The Family Courts issued an updated set of policies on May 5, which superseded the March 12 statement. The new policies retained most of the directives found in the earlier document. They cancelled the uncontested docket, where a judge is available to approve agreed divorce decrees. Instead, the parties can submit an agreed decree with an affidavit containing their testimony. The courts also established procedures for a submission docket, where parties can present written motions for the court to consider without a hearing. These policies expire on June 1.

In Galveston County, the district courts and county courts at law released updated notices regarding court procedures in late April. Through the end of May, most court proceedings are cancelled or postponed. Uncontested and agreed family cases can be presented by affidavits of testimony rather than live testimony.

These orders are all subject to the Texas Supreme Court’s orders regarding the resumption of court operations after June 1, as well as the OCA guidelines on safely reopening.

Getting a Divorce in Uncertain Times

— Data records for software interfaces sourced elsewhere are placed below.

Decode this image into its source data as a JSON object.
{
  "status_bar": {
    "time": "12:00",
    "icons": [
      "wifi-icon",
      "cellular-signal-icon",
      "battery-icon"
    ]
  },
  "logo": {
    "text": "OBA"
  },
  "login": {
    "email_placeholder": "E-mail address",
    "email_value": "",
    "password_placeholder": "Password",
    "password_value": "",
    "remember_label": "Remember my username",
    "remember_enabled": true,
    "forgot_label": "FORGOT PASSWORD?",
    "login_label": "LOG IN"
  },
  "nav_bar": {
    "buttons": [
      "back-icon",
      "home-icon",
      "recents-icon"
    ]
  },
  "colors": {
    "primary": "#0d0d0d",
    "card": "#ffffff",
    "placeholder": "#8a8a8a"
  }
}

What does all of this mean for someone filing for divorce in Harris or Galveston County? The good news is that divorce filings, meaning the filing of new divorce cases, have not been significantly affected by the pandemic. If the parties to a divorce can work out an agreed decree of divorce, they can still present it to a judge for signature. The only difference is that it will not occur in person or with live testimony.

More complicated or contentious divorce matters might be delayed because of the pandemic, unfortunately, if only because court hearings might be delayed. This could be an opportunity for the parties to a divorce to try to work out an agreement, but this is not always possible.

Stacey Valdez is a board-certified family attorney in Clear Lake and the greater Houston, Texas area. Our clients and their families are, and always will be, our top priority at Stacey Valdez & Associates. We are dedicated to helping our clients through divorce, child custody, and other difficult ordeals with compassion and tireless advocacy. Please contact us online, or give us a call at (281) 218-0900 today to schedule a confidential consultation to discuss your rights and options. Your first meeting with us is free in most cases.

Categories: Divorce